It’s been ages since I’ve published anything here, so let’s make it a great comeback: it is my pleasure to welcome Elka Ray, a Canadian/UK author, editor and illustrator. She lives in Vietnam and has books published in English and in Vietnamese. Her work includes novels Hanoi Jane and Saigon Dark and a short story collection What You Don’t Know. I think you should check her website and her books, of course.
Elka, tell us a bit about yourself.
I’m a Canadian author, editor and illustrator who lives in Central Vietnam.
You write in many genres, crime and noir, romantic stories and children’s books — how do you manage to adapt to different Elka Ray’s voices?
My first novel, Hanoi Jane, is a light romantic mystery. I’ve just sold another romantic mystery titled Newly Wed, Nearly Dead that will be out with Seventh Street in early 2019. These books involve crimes but have a snappy and sometimes funny tone, plus female leads who are quirky and fearless. The humor is a lot darker in my short story collection What You Don’t Know: Tales of Obsession, Mystery and Murder in Southeast Asia. Darker still is my last novel, Saigon Dark, which puts its central character in the awful position of having to cover up her child’s death. For kids, I write and illustrate a series of picture books about Vietnam. They’re relentlessly cheerful. I have no trouble switching tones. I’m a big believer in Yin and Yang. Life is full of ups and downs, joy and sorrow, light and darkness. Perhaps writing in these various genres helps keep me balanced.
Did you, as a female author, feel you had to face any challenges that you wouldn’t have to if you were male?
In years of interviews, you’re the first to ask this great question. Before having kids, I’d have said no. But being a working mother is tough. I miss out on networking opportunities such as writers’ conferences and festivals because it’s hard to travel with children. Luckily, I’ve had help from some great Vietnamese women who’ve kept my family clean and fed. Part of the reason I’ve stayed in Vietnam for over two decades is because childcare and house help are affordable here. Without this help, there’s no way I could hold a job, have kids and find the energy to write. I’d probably be in a mental asylum by now.

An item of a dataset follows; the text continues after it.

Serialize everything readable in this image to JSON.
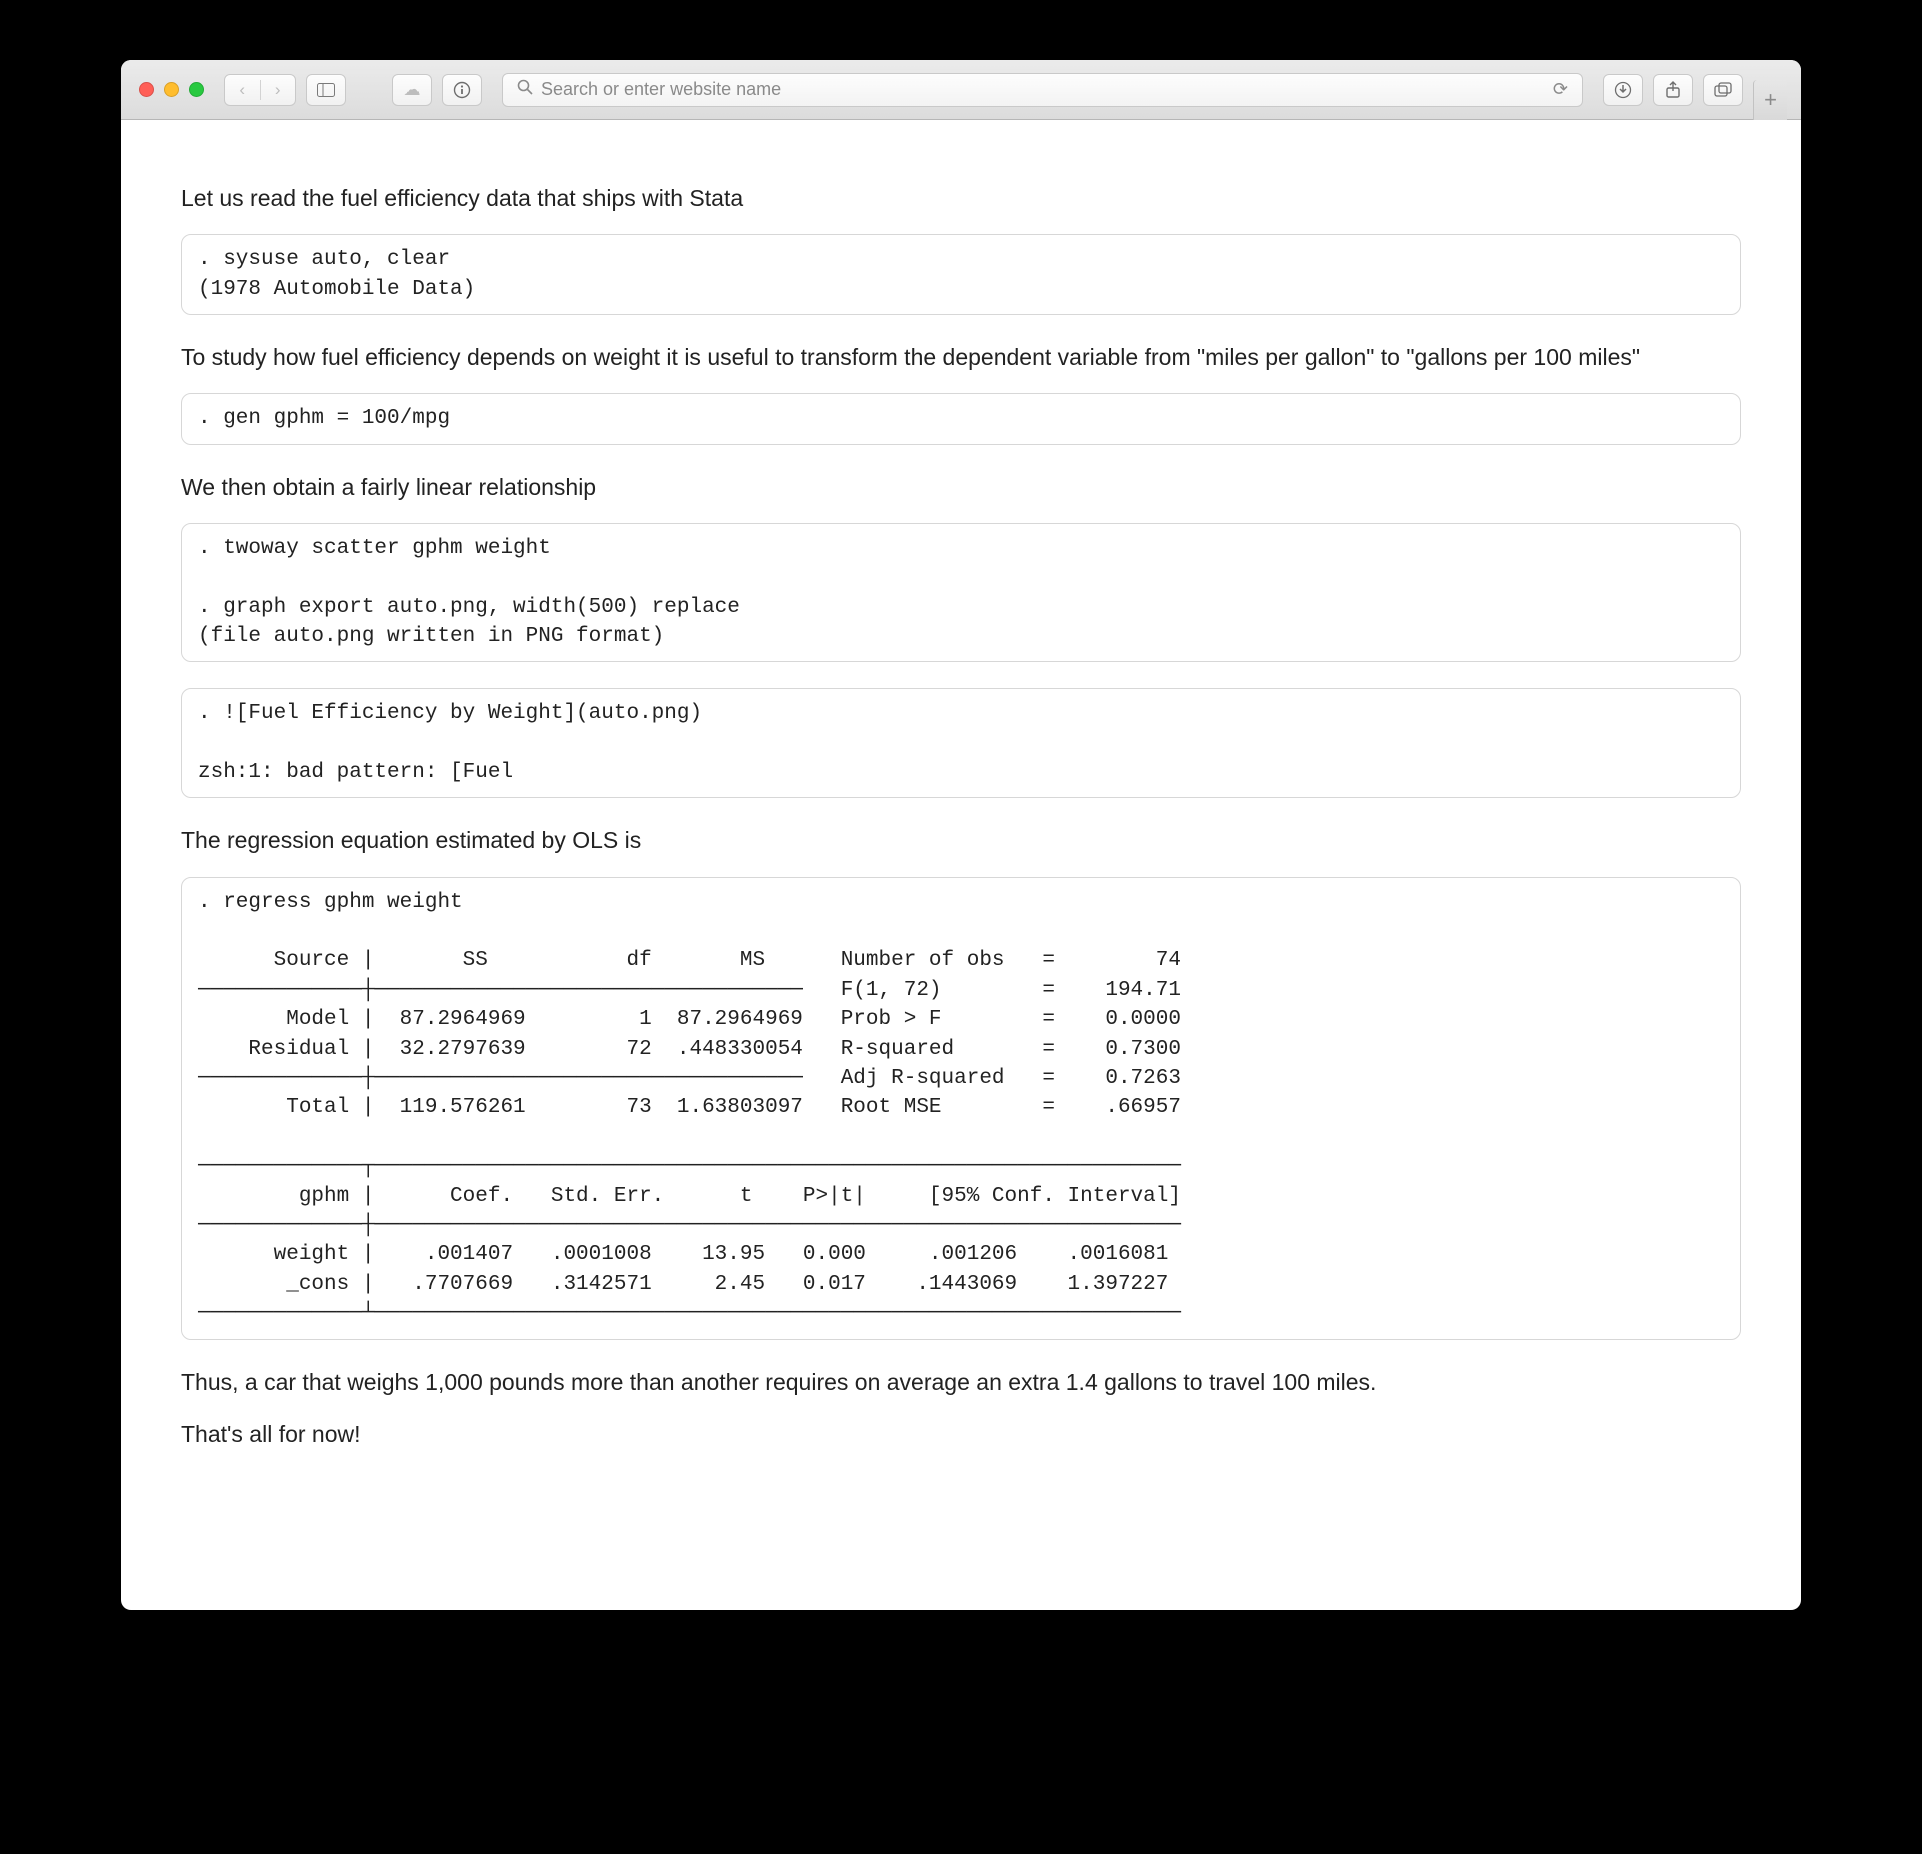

Did moving to Vietnam in any way affect your writing?
So many friends in North America and Europe seem exhausted trying to earn a living and raise their families. I’m not sure I’d have found the mental space and time to write if I’d been living in the West. Naturally, living here has involved tradeoffs. I’ve endured tragedies and stresses I wouldn’t have faced back in Canada. On the other hand I’ve had much more freedom and endless adventures. I’ve met all kinds of interesting and inspiring people, both Vietnamese and expats. Both as a person and a writer I’m so grateful to Vietnam.
Can you tell us a bit about Vietnamese literary scene, especially in crime and noir genre?
Sadly, I’m completely cut off from whatever literary scene there may be. I live in the countryside, in a small fishing village by the beach. My life is very quiet. I’m lucky that my friend and mentor, the great Scottish mystery writer A.D. Scott (The Highland Gazette series), lives nearby.
Do you do a lot of research or do you just sit and start writing?
I research as I go along. Thank god for Google.
Do you have any interesting rituals to get your creative juices flowing?
Have you ever written (or thought about writing) for film and television.
Some years back, some screenwriters came upon my (then unpublished) novel Saigon Dark and wrote a screenplay. The project fell apart when the lead actress and the movie’s financier got divorced. While this was bad luck, it was interesting to see how a screenplay is put together. It taught me a lot about pacing.
Who are your literary heroes?
The list’s so long my answer changes daily. The first names that spring to mind today are Daphne du Maurier, Hillary Mantel, Elmore Leonard, Michael Ondaatje, Tana French…
What are you working on at the moment, if it’s not a secret?
I’m revising a psychological suspense novel set on a remote (fictional) island off Canada’s West coast. In tone, it’s similar to Saigon Dark. Again, it explores the toll of living a lie. The main character is a nurse who’s secretly addicted to prescription opioids. She’s busy trying to hide her sins when she discovers that her husband also has plenty to hide.
Any advice for a young writer who’s just starting out?
Read literary classics and best sellers from every decade.
Thank you, Elka!